What the task requires
Search the entries for the word "data". Copy each line in which it is found.

━━━━━━━━━━

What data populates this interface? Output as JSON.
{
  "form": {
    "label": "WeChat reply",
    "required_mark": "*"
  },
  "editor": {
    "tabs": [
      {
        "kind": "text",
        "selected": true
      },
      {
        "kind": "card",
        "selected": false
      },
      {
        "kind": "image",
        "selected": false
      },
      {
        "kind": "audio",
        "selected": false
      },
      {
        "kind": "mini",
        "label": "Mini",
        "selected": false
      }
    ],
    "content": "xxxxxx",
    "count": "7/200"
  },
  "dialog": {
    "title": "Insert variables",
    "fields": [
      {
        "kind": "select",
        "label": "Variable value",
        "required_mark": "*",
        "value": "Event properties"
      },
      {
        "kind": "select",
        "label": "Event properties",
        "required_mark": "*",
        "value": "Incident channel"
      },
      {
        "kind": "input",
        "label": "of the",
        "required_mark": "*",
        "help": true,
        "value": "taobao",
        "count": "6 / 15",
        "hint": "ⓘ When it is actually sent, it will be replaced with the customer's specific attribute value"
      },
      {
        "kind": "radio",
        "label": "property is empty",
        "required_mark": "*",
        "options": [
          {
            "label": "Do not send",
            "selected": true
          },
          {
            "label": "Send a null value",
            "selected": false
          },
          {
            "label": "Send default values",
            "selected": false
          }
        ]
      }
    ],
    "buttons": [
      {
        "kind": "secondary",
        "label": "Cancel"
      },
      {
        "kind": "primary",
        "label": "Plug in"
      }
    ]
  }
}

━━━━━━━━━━

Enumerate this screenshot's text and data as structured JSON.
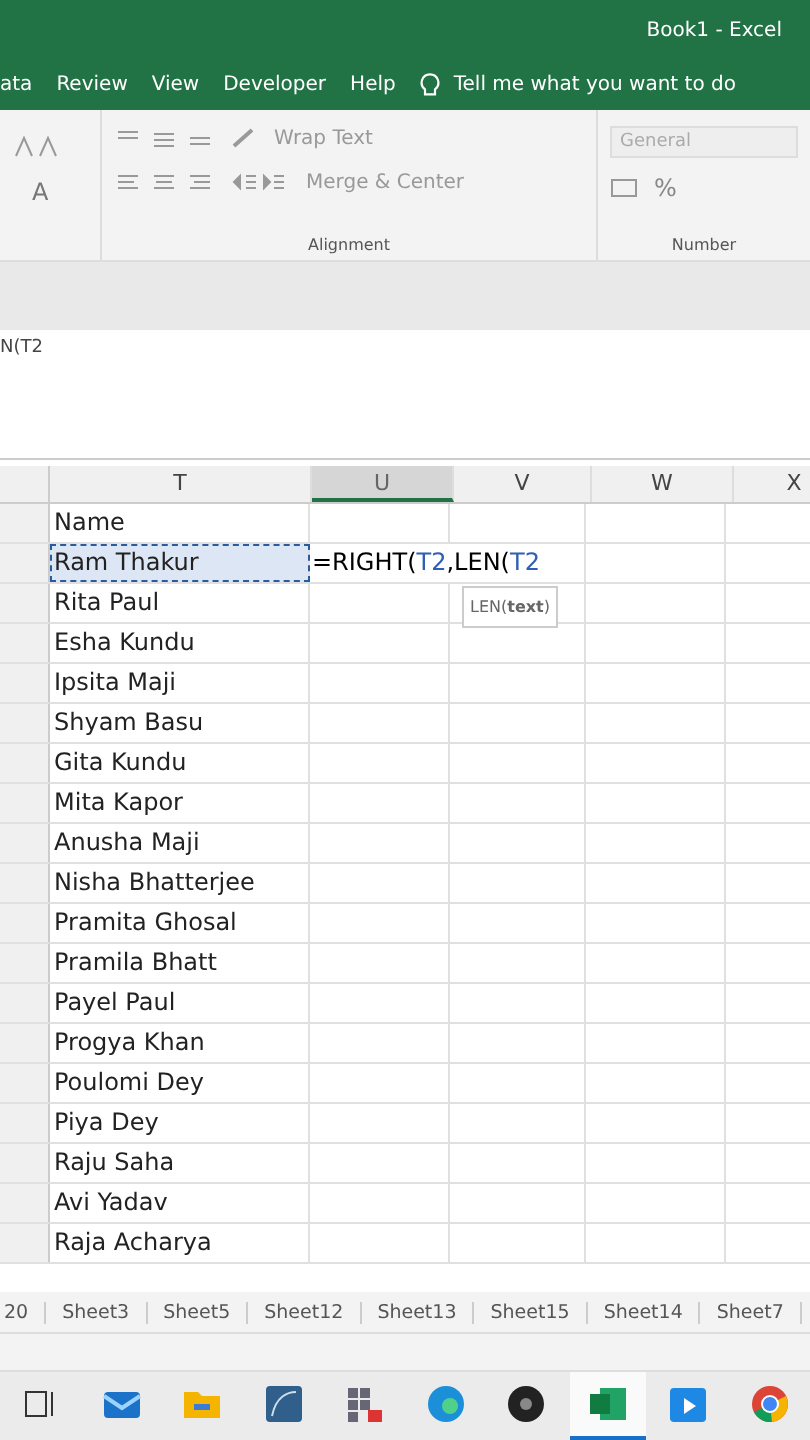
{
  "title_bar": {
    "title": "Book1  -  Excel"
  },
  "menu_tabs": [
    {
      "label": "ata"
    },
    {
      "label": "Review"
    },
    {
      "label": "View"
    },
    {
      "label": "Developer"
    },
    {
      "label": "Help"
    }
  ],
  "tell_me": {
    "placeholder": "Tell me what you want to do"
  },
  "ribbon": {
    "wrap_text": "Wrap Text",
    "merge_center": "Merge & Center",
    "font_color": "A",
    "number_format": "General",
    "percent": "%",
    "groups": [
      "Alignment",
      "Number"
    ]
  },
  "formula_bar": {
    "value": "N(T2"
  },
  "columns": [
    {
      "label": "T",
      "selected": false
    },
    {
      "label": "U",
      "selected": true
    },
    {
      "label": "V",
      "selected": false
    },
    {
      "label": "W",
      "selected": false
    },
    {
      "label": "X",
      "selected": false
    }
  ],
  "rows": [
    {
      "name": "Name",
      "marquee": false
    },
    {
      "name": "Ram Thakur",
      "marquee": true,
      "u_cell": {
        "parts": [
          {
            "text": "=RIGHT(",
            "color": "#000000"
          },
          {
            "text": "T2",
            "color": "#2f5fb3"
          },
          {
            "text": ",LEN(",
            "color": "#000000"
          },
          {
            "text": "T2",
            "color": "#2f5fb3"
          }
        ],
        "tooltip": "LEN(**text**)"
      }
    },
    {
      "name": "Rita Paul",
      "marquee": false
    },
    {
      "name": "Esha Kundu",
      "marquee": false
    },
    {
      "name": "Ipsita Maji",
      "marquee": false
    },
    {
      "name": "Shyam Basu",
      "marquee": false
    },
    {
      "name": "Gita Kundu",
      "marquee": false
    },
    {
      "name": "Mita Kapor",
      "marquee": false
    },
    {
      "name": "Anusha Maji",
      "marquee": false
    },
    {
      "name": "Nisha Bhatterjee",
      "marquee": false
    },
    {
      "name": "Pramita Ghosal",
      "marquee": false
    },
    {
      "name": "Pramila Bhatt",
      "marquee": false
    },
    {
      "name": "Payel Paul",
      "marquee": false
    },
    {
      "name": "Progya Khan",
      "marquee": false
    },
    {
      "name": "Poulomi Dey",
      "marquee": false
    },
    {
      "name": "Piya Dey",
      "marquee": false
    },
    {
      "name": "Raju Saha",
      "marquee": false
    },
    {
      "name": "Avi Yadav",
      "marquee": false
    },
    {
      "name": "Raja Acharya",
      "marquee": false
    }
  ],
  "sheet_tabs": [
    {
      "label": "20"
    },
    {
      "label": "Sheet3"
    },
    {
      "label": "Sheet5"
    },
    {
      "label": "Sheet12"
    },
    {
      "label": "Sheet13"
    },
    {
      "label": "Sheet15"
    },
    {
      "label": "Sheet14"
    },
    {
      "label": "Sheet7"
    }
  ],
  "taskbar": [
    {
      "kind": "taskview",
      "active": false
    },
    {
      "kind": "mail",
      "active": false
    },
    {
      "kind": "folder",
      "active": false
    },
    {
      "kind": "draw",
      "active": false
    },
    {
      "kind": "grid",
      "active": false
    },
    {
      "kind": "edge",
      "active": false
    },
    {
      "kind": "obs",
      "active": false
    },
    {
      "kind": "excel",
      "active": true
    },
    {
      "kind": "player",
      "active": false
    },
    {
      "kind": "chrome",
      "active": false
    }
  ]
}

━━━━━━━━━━

Solution for this task
What data populates this interface? Output as JSON.
Enumerate this screenshot's text and data as structured JSON.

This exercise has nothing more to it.